I swear to god, I need to write about her, sometime. She blew away all the presuppositions about what it means to live disabled in the world.  She was disabled, but she was more able than a lot of non-disabled folks. She moved the world from her place in it — like FDR in his wheelchair. She didn’t wait for anyone to offer things to her. She decided what she wanted, and she got it. Heaven help you if you stood in her way.

So, I’m done with internalizing the messages about “disorder”. I’m done with even worrying about my “disordered” state. Please. Don’t even start with me. Look around — who’s disordered here, exactly? Nobody like me would ever have created the circumstances around us, and autism-and-all, chronic-pain-and-all, underemployment-and-all, near-bankruptcy-and-all, I’ve been putting my proverbial shoulder against the wheel of social change and justice pretty much my entire life.

A lot of shit that tweaked me, months ago, I realize was not worth the investment of energy. Getting tweaked about others’ dramas is not worth the soul-sink. I’ve put filters up on Twitter to block out obnoxious wailing and gnashing of teeth about THE END OF THE WORLD AS WE KNOW IT, as well as the dire predictions of ALL THE PEOPLE WHO WILL DIE. Sheesh. First of all… No, never mind. I’m not going there.

There are so many other places to “go”, and I need to take leave of the old, worn-out thinking that by increasing my own suffering, I’ll somehow reduce someone else’s. You can think that if you like, but I differ.

If you agree with me, then great. Or not. Doesn’t matter.

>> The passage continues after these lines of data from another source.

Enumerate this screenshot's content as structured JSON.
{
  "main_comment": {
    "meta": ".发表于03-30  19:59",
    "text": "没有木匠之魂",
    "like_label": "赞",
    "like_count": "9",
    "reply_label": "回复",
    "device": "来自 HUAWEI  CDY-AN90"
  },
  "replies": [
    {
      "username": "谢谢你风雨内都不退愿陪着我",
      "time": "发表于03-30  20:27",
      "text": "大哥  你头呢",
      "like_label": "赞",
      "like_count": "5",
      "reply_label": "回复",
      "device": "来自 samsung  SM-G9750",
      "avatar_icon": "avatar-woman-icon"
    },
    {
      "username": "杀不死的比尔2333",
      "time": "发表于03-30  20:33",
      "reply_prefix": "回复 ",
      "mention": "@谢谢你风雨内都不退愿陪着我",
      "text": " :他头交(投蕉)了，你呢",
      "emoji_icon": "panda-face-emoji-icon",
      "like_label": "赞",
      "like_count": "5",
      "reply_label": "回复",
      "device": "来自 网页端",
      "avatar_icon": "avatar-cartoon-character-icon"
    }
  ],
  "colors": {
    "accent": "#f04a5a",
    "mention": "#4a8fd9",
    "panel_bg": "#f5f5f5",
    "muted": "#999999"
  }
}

At the end of it all, what matters most is that my life is my own, I’m responsible for my own thoughts and experience and expression. The rest of it… it’s being taken care of by others who own their piece of it. If they don’t do right by their part, that’s too bad. But it has nothing to do with me — not their conceptions of disorder, their ideas of what’s right and what’s wrong, their devotion to a constellation of meanings that’s literally in a different universe than my own.

So it goes. The weekend is here. It’s time for my Saturday morning walk.